The book touches on a subject that was sensitive for the time-period, but also sensitive now. With phrases like “war on marriage” and “keeping marriage traditional”, people tend to forget that there are actual human beings involved in this. People who just want to experience the same rights to love the people they love, regardless of sexual preference and gender.
This book does an amazing job of that. Of reminding us that people involved are human beings. They love and ache, hurt and bleed, they exist just as everyone exists.
I am happy to give this book a five of five stars. The writing is tight, if not a little sophomoric, but I found it fitting with the time period and the background of the characters. There wasn’t much, if anything, that drew me out of the story, and frankly, it was just wonderful. Regardless of your genre preference, you should pick up this book. It’s absolutely well worth it and I’m definitely looking forward to anything Paulette Mahurin puts out in the future.
The author takes the topic of being homosexual in a small religiously minded town and treats it in an understanding and compassionate way. Good on you Paulette!
Mildred Dunlap has always been too tall, overweight and heavy featured, she has resigned herself to being an old maid. The daughter of the richest man in the area has set her up for ridicule and gossip. But Mildred’s spirit is indomitable. She remains kind and steadfast.
Edra is Midlred’s cousin and best friend. A traumatic even when she was a child, has left her frightened and vulnerable. Mildred helped her move beyond the trauma and the two fell in love.
Living in a small Western town, the two keep their relationship a secret. The arrest of Oscar Wilde in England, for gross indecency, makes them both afraid. What if they are found out? What will happen to them? Mildred comes up with a plan to cover their tracks by starting a relationship with the recently widowed Charley. She hopes a relationship with him will deflect notice from her relationship with Edra.
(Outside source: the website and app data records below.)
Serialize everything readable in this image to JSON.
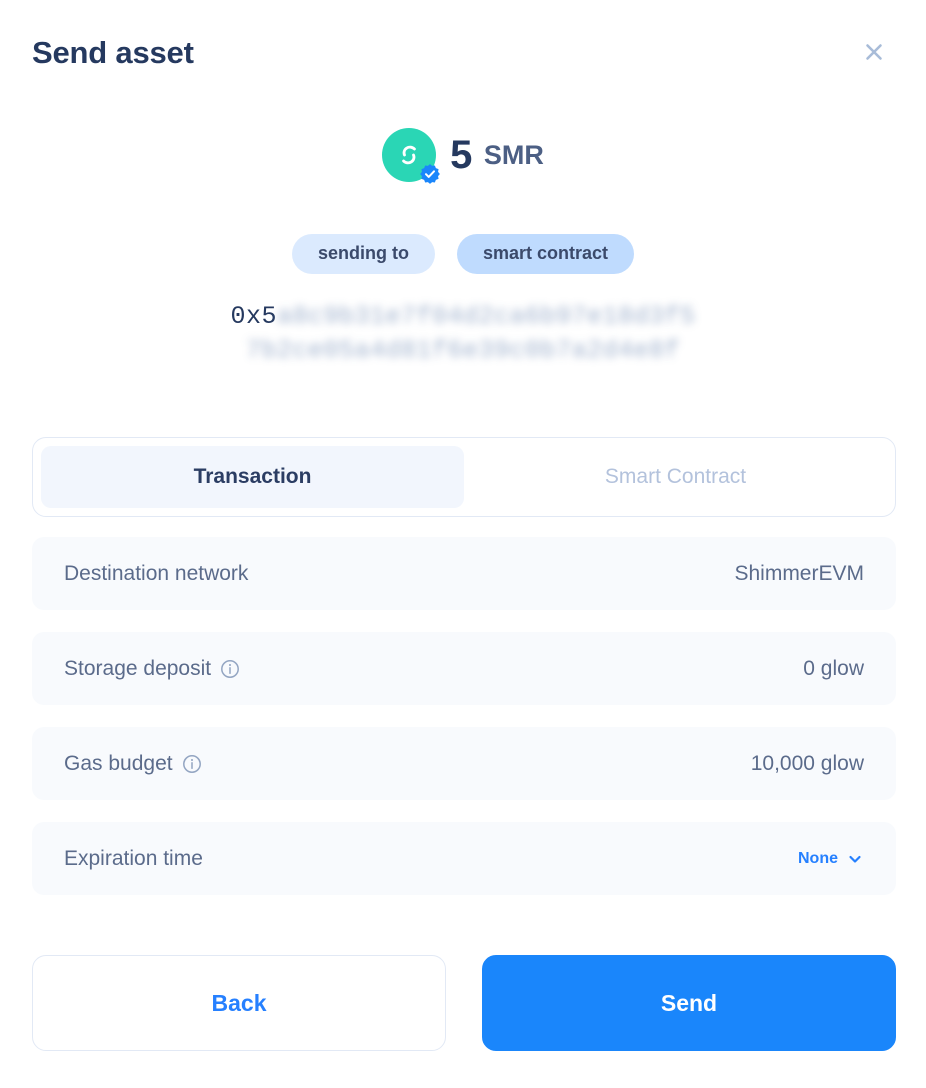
{
  "header": {
    "title": "Send asset",
    "close_icon": "close-icon"
  },
  "amount": {
    "token_icon": "shimmer-token-icon",
    "verified_icon": "verified-badge-icon",
    "value": "5",
    "unit": "SMR"
  },
  "recipient": {
    "pills": [
      {
        "label": "sending to",
        "style": "light"
      },
      {
        "label": "smart contract",
        "style": "strong"
      }
    ],
    "address_visible": "0x5",
    "address_redacted_line1": "a8c9b31e7f04d2ca6b97e18d3f5",
    "address_redacted_line2": "7b2ce05a4d81f6e39c0b7a2d4e8f"
  },
  "tabs": [
    {
      "label": "Transaction",
      "active": true
    },
    {
      "label": "Smart Contract",
      "active": false
    }
  ],
  "details": [
    {
      "label": "Destination network",
      "value": "ShimmerEVM",
      "info": false,
      "link": false
    },
    {
      "label": "Storage deposit",
      "value": "0 glow",
      "info": true,
      "link": false
    },
    {
      "label": "Gas budget",
      "value": "10,000 glow",
      "info": true,
      "link": false
    },
    {
      "label": "Expiration time",
      "value": "None",
      "info": false,
      "link": true
    }
  ],
  "footer": {
    "back_label": "Back",
    "send_label": "Send"
  },
  "colors": {
    "primary": "#1a86fb",
    "link": "#2680ff",
    "token": "#2ad6b5",
    "title": "#25395f",
    "row_bg": "#f8fafd",
    "pill_light": "#dbeafe",
    "pill_strong": "#bfdbfe"
  }
}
Charley is a kind, handsome, friendly man who nursed his wife as she died of cancer. Devastated by her death, he is very much in need of a friend. Mildred shows him kindness and friendship. He is a loving, kind man who cherishes his friends and family.
I have to admit, I completely fell in love with Charley. His sweet nature and warm, friendly spirit filled me with joy.
The persecution of Mildred Dunlap is a tender story of love, friendship, gossip and betrayal. Even in the adverse circumstances, the main characters remain steadfast.
Paulette Mahurin’s characters are well developed and defined. Each has a distinctive personality that conveys itself to the reader. No one character dominates the storyline – they all share the state, presenting different sides of the issue.
Set in turn of the century Nevada, the author has beautifully laid the scene, capturing the spirit of the times and the small town dynamic. It is a fitting backdrop for the events which follow.
The Persecution of Mildred Dunlap is a stunning book, appropriate for high school readers and older. In easy to digest terms, Paulette weaves a tapestry of Mildred’s life, laying her soul bare. She tenderly examines Mildred’s motivations as well as those of her enemy, town gossip – Josie.
I really enjoyed the Persecution of Mildred Dunlap. It was an excellent representation of true love.
Five Golden Acorns © Dellani Oakes